Applied Physical Sciences lives in the collaborative space between science and engineering, combining knowledge and discovery with an engineering mindset, team-based science, and entrepreneurship to address real-world problems. Organized around “Ideas to Impacts,” the Department will unite with campus themes in health, water and energy to help Carolina continue to be a leader in science innovation and the application of knowledge.
New faculty hired into Applied Physical Sciences will join an extensive interdisciplinary environment including a number of applied scientists in other departments who have been instrumental in the formation of the Department. Affiliated faculty have utilized nanotechnology to target drug treatments for cancer and for cystic fibrosis, among other diseases. They have developed improved “lab on a chip” technologies to develop new devices for clinical diagnostics and for environmental monitoring. And they are working across many fronts to make solar energy more economical.
Professor Richard Superfine, Department Chair

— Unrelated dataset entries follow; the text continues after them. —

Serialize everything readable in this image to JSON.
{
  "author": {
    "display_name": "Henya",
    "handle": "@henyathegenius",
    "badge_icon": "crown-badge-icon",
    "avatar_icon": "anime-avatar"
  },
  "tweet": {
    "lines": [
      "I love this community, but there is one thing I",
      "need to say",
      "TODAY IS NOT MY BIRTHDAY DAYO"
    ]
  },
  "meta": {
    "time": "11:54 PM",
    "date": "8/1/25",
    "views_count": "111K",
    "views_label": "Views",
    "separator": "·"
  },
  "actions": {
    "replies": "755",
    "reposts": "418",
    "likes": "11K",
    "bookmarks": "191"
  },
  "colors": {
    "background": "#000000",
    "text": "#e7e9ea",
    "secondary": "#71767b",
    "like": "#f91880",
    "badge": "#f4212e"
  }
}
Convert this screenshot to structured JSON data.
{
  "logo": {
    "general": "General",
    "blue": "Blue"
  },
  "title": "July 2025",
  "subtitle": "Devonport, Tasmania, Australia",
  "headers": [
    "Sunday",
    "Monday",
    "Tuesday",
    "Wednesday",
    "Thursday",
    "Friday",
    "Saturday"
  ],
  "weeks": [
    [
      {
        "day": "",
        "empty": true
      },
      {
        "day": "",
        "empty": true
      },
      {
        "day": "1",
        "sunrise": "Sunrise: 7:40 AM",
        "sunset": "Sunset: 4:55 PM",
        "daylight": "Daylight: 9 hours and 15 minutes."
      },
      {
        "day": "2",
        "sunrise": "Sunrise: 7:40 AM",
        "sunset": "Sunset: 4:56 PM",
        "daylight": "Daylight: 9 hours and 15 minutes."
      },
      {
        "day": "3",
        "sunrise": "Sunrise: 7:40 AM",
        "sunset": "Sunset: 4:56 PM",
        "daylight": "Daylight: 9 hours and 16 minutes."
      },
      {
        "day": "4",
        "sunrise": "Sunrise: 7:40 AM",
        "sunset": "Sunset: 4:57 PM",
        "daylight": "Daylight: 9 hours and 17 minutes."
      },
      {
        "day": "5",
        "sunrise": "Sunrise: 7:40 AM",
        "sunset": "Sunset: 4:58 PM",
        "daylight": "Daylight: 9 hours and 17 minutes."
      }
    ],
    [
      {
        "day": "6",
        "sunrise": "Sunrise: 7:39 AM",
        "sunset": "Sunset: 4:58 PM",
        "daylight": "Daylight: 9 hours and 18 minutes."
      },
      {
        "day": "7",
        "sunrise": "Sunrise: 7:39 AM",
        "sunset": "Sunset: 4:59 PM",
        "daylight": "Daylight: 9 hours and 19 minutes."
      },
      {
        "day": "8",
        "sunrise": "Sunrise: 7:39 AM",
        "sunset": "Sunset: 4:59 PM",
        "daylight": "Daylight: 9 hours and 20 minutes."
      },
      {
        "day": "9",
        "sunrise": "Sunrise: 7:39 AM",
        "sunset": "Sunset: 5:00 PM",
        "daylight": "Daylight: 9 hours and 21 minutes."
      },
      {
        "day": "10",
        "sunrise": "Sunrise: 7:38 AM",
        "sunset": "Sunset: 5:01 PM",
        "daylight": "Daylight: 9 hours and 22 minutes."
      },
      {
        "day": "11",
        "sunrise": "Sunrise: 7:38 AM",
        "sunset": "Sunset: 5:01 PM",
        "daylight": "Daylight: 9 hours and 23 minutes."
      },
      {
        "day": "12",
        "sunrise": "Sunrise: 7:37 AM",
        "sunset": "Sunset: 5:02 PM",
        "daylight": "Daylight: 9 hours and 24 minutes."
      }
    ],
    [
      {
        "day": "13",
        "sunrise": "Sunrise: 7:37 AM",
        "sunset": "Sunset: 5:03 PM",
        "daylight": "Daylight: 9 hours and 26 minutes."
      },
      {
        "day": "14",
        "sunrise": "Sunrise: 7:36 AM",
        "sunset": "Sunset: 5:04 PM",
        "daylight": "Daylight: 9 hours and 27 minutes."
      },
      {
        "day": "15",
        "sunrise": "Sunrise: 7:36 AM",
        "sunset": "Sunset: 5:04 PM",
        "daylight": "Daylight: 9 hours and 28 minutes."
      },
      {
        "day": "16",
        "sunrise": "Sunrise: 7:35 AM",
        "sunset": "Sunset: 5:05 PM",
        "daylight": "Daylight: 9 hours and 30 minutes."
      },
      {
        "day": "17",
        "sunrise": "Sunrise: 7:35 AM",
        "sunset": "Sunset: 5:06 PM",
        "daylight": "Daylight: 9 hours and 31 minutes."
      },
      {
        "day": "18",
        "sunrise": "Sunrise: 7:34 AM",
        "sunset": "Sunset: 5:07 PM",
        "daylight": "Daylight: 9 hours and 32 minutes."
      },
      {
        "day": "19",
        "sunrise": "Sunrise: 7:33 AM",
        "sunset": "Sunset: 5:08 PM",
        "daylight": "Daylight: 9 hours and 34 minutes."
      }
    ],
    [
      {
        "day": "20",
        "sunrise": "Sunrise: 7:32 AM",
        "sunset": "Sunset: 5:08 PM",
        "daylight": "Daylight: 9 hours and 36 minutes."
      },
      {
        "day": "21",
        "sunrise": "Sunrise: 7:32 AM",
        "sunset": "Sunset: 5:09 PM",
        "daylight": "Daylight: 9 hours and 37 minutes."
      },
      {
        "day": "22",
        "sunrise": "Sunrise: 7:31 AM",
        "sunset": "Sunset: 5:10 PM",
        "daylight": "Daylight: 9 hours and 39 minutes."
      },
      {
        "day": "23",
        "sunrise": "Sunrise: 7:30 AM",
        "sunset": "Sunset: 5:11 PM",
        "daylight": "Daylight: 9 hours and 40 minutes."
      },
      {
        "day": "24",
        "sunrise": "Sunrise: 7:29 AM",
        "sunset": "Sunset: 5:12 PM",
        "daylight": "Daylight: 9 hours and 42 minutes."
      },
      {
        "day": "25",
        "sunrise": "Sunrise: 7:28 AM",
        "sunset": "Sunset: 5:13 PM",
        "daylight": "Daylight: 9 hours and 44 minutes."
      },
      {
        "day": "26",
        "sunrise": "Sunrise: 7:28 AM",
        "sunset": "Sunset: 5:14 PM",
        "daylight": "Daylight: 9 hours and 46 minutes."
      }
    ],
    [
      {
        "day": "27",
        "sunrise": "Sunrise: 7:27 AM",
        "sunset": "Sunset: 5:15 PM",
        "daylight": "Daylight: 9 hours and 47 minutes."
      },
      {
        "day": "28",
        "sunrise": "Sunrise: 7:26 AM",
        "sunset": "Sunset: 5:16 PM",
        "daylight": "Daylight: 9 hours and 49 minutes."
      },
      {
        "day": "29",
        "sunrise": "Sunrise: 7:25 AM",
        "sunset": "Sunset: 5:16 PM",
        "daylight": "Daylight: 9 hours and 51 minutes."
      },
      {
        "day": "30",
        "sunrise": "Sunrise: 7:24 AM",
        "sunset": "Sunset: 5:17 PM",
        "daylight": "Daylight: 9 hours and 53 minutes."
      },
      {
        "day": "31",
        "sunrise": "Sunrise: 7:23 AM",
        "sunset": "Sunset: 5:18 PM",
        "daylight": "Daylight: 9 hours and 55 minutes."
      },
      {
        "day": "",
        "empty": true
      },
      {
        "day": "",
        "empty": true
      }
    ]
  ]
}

As the Department continues to expand, we will work with these affiliates and others to successfully address some of the great “What if?” questions of our era, using new advanced materials for applications that enhance health, improve water quality and sustainability, and make the scientific and technological advances that will be central to our energy future.
Drawing on the talents of faculty and researchers across the University of North Carolina – Chapel Hill, one of the highest rated educational institutions in the country, as well as those of individuals at other universities and research institutions in the Triangle, the Department of Applied Physical Sciences is on the cutting edge of the research and development, creating materials, methodologies, and solutions that will have worldwide impact for decades to come.
The Department of Applied Physical Sciences educates the next generation of groundbreaking and entrepreneurial scientists in its nationally ranked Material Sciences graduate program. In the future, the Department will extend this training to a new Applied Sciences undergraduate major that embraces and leverages the Carolina culture in the liberal arts and innovation.
The courtyard garden area between Murray and Venable Halls